By Al Cross
Kentucky Health News
Kentucky recorded 40 percent more new coroinavirus cases last week than the week before, despite the Christmas holiday that probably limited reporting.
The state Department for Public Health
‘s latest weekly report
showed 8,920 new cases, or 1,274 per day. The previous week’s total was 6,376, or 911 per day.
The share of people testing positive for the virus rose to 12.23%, up from 9.85%. That’s an increase of 24 percent and does not include at-home tests.
|Ky. Dept. for Public Health map, adapted by Ky. Health News
The New York Times ranked Kentucky’s rate of new cases over the last seven days ninth among the states, with a 44% increase in the last two weeks, second only to Michigan’s 55%. Tennessee was redder than Kentucky on the Times’ county-by-county map, but none of its most populous counties had high new-case rates.
Kentucky’s high-rate counties were also rural. Those with new-case rates more than double the statewide rate of 14.54 were Leslie, 40.5; Crittenden, 37.3; Simpson, 31.5; Rowan, 31; Bath, 30.9; Johnson, 29.6; and Lyon, 29.6.
In recent weeks, the state has reported more new cases of influenza than coronavirus cases. Kentucky’s weekly flu report for the week ended Dec. 17 had not been posted by 7 p.m. Tuesday, but the page
said it would be coming soon.
Among the new coronavirus cases, only 10.6% were in Kentuckians 18 or younger. The state attributed 45 more deaths to Covid-19, bringing Kentucky’s pandemic toll to 17,670.
Kentucky hospitals reported 405 patients with Covid-19 Monday morning, up from 370 a week earlier, with 49 in intensive care (up 7) and 16 on mechanical ventilation (down 4).

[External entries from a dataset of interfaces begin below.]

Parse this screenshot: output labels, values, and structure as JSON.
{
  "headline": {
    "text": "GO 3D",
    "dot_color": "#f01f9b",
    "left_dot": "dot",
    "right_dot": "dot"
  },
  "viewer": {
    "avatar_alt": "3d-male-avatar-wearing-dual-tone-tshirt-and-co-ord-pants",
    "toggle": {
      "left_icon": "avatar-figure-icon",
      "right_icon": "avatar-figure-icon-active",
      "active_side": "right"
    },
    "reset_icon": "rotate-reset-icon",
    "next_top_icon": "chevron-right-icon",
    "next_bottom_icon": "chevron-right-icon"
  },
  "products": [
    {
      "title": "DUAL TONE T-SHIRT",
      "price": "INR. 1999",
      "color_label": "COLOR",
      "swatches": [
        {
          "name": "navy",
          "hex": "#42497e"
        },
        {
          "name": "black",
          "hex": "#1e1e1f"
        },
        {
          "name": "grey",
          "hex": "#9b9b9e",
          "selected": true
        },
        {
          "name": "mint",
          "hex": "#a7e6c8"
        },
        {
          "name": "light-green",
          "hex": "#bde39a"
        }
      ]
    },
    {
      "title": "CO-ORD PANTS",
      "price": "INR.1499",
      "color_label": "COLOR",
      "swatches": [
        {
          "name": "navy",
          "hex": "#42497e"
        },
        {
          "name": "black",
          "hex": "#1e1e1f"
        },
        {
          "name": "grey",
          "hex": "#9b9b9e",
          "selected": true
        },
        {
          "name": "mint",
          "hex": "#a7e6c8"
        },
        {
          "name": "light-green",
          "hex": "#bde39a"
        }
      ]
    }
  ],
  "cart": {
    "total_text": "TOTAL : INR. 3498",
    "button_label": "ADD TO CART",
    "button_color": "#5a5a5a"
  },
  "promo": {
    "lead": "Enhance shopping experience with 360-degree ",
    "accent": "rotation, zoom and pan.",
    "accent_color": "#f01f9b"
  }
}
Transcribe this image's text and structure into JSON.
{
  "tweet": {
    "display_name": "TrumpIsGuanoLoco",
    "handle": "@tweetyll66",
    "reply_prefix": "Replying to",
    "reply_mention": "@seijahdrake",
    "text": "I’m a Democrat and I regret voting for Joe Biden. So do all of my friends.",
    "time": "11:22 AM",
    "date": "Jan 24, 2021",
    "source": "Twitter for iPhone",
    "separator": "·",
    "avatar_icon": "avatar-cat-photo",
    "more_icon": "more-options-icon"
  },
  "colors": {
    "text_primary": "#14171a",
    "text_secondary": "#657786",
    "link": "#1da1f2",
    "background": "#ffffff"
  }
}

The current surge of the coronavirus in China increases the risk of a mutation that could overcome current vaccines, report Aniruddha Ghosal and Laura Ungar of The Associated Press: “Every new infection offers a chance for the coronavirus to mutate, and the virus is spreading rapidly in China. The country of 1.4 billion has largely abandoned its ‘zero Covid’ policy. Though overall reported vaccination rates are high, booster levels are lower, especially among older people. Domestic vaccines have proven less effective against serious infection than Western-made messenger RNA versions. Many were given more than a year ago, meaning immunity has waned.”